◆ **Prompt**: Pick out the lines below that contain the string "title" and copy them all.

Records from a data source
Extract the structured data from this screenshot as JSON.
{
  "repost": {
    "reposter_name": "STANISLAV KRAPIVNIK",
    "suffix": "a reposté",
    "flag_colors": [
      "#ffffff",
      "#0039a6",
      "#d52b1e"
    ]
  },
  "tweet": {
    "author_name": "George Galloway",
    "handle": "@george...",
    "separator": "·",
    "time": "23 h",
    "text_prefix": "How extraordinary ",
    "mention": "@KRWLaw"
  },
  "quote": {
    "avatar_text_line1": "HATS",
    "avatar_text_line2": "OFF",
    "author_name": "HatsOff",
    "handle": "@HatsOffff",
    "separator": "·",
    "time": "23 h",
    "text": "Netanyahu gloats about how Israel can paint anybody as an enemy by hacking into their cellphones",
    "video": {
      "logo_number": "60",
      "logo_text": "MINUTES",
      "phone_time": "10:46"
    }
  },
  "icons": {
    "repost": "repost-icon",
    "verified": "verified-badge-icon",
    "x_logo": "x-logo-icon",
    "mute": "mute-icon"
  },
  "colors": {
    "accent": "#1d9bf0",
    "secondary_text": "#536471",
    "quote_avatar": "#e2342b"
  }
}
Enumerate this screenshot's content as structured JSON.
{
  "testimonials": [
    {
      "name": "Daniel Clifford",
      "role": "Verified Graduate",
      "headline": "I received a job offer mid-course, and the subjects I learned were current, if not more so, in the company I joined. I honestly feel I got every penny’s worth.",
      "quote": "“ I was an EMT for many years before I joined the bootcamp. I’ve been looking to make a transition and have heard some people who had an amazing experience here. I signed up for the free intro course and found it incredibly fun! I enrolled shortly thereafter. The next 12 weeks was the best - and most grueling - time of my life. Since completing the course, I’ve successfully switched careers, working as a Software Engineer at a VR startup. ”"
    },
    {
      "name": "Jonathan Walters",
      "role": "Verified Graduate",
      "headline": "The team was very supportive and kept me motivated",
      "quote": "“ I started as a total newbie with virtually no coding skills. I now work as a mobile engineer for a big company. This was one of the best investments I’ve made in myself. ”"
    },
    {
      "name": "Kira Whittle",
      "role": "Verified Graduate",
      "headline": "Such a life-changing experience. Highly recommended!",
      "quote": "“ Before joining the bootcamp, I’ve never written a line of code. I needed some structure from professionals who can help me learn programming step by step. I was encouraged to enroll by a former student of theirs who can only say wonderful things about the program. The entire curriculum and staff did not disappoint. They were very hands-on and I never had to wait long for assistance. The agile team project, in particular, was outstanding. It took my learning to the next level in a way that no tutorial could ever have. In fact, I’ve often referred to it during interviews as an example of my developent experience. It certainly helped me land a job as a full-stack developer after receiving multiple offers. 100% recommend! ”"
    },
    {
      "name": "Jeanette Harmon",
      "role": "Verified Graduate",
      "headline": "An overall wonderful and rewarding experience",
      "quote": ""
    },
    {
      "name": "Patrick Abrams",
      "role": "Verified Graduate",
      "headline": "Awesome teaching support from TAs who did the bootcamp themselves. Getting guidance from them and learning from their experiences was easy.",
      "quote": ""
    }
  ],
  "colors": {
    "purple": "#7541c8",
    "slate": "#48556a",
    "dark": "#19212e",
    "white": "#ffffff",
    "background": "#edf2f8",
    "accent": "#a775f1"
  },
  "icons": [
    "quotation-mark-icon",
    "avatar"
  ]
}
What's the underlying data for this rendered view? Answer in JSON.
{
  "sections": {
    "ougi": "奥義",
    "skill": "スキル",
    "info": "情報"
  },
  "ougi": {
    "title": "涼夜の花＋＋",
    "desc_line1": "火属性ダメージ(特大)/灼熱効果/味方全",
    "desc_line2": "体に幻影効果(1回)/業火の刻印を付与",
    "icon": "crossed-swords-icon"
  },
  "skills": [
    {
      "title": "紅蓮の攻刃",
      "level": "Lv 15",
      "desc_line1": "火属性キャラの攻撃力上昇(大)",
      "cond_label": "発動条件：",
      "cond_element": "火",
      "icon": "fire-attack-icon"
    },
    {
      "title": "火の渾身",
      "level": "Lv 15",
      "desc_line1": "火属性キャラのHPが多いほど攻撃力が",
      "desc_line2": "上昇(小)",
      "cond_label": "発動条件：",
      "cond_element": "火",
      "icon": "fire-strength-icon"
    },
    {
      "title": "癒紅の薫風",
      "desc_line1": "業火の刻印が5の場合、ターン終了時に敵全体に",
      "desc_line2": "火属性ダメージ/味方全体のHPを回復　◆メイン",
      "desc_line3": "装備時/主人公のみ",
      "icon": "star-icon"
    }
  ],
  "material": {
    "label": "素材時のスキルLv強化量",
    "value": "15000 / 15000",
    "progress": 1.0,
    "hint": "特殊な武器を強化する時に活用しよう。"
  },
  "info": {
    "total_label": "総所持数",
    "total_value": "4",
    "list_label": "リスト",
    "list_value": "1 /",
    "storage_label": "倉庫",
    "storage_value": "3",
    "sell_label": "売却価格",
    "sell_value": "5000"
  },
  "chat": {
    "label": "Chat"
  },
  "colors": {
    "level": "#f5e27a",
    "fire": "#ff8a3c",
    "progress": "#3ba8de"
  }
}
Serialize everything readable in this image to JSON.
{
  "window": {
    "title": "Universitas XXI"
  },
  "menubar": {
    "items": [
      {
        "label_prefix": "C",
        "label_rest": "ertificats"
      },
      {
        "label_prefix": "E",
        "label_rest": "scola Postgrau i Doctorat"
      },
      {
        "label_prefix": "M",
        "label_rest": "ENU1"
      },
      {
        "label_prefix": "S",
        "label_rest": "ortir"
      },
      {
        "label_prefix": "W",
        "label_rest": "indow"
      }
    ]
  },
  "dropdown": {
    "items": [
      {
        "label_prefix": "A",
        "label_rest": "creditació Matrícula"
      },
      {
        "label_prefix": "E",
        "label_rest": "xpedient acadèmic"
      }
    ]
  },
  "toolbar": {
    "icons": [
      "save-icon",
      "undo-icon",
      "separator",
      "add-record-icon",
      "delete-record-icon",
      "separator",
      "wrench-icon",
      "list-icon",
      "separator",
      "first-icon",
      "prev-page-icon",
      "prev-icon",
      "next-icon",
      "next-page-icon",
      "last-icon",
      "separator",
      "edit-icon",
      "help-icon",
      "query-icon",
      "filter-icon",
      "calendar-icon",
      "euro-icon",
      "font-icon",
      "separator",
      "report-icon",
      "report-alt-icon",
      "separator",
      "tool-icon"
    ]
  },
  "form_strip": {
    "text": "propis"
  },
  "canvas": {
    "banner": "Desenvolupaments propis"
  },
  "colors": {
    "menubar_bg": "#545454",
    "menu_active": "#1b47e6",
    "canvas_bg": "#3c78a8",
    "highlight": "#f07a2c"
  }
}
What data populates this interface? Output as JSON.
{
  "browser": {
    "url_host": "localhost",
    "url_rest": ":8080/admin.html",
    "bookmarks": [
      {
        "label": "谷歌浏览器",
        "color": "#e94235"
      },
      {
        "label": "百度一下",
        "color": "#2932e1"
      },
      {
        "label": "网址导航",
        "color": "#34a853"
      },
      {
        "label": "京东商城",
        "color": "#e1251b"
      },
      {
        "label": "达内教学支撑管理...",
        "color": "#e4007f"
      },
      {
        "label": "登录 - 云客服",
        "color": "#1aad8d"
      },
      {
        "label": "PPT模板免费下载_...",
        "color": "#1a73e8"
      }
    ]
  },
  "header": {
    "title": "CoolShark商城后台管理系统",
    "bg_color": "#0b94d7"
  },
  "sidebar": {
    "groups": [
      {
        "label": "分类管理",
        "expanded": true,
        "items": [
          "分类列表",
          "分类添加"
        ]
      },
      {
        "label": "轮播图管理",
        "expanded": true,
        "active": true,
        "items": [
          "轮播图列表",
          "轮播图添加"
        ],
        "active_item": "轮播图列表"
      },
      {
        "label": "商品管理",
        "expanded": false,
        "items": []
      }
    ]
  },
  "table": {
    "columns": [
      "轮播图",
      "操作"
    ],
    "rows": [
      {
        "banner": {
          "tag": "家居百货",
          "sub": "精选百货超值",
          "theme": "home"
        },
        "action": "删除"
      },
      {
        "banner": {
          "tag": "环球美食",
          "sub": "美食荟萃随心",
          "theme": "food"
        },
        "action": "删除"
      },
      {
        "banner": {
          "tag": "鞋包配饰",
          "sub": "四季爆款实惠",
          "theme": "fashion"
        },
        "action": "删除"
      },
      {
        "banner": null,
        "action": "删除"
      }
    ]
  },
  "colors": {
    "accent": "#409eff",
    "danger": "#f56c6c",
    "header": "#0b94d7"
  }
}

◆ **Written response**:
    "title": "涼夜の花＋＋",
      "title": "紅蓮の攻刃",
      "title": "火の渾身",
      "title": "癒紅の薫風",
    "title": "Universitas XXI"
    "title": "CoolShark商城后台管理系统",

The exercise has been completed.